(DATASET RECORDS)

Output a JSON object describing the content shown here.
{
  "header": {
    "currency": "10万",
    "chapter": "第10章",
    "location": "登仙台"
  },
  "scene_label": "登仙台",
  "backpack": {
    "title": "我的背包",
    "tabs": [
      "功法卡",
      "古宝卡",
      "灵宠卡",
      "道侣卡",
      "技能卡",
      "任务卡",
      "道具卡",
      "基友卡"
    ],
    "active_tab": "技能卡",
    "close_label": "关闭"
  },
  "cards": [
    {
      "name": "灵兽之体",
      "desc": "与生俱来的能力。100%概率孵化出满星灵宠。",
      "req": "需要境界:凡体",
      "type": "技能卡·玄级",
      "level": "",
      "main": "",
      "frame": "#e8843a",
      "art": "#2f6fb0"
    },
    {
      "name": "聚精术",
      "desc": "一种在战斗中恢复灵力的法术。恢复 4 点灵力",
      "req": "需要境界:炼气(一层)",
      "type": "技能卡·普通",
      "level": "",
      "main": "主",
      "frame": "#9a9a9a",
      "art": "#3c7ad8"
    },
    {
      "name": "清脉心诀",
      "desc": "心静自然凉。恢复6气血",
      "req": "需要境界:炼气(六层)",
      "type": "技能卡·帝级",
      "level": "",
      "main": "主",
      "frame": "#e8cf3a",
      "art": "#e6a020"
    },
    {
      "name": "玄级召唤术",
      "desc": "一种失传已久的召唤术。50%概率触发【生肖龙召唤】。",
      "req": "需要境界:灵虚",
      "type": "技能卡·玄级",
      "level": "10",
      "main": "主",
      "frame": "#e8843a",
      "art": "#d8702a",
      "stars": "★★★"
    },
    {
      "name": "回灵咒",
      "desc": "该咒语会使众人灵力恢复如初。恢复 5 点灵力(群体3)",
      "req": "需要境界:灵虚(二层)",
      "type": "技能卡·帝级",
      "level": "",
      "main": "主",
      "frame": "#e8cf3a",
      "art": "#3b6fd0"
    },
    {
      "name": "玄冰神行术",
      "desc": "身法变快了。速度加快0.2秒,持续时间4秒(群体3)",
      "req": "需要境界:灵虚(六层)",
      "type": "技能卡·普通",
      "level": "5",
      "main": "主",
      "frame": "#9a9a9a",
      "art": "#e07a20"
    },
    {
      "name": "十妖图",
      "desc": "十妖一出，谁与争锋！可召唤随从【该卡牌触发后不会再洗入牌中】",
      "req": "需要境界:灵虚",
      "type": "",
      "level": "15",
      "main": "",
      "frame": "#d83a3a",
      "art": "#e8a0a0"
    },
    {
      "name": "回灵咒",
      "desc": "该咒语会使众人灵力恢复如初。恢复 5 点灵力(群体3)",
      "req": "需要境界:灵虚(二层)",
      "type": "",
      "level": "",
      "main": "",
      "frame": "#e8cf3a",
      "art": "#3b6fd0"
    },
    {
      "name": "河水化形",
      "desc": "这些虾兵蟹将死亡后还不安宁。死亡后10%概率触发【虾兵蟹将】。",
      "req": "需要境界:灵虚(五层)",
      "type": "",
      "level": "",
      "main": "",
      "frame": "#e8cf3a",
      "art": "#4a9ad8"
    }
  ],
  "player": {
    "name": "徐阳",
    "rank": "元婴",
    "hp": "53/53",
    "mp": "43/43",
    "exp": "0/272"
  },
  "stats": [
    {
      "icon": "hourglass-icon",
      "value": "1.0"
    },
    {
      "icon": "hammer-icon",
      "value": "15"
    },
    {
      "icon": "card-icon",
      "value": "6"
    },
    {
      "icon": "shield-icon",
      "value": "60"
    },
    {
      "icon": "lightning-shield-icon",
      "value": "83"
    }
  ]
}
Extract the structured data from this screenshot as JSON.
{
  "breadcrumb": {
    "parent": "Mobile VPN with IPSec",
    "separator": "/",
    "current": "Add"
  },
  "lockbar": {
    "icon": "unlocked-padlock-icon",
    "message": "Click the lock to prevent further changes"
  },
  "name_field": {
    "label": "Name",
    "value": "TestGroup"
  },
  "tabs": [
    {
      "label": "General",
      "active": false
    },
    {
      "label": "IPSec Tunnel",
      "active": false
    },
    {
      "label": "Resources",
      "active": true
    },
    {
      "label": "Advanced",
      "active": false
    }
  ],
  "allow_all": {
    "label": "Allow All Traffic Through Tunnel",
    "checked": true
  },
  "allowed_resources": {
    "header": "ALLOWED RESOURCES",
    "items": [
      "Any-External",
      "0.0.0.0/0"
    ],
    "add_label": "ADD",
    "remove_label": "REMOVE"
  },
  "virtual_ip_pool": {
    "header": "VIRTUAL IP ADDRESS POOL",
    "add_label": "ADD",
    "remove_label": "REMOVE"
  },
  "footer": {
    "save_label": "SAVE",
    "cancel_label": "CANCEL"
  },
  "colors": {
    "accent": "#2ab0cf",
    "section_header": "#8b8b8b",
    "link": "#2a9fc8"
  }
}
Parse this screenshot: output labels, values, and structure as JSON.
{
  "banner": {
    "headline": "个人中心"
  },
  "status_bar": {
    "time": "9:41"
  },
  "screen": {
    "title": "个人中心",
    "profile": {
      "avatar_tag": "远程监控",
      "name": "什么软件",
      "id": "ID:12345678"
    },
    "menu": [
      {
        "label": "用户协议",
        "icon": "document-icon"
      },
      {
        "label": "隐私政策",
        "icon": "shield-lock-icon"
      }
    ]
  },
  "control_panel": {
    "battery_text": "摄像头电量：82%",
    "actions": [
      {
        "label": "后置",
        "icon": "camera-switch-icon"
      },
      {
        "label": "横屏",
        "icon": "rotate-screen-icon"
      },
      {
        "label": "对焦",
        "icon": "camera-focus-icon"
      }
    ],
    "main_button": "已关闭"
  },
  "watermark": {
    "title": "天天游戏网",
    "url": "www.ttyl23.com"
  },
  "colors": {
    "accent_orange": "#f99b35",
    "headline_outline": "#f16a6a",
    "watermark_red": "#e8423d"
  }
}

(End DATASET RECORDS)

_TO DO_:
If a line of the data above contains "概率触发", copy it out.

_SOLUTION TO THIS TASK_:
      "desc": "一种失传已久的召唤术。50%概率触发【生肖龙召唤】。",
      "desc": "这些虾兵蟹将死亡后还不安宁。死亡后10%概率触发【虾兵蟹将】。",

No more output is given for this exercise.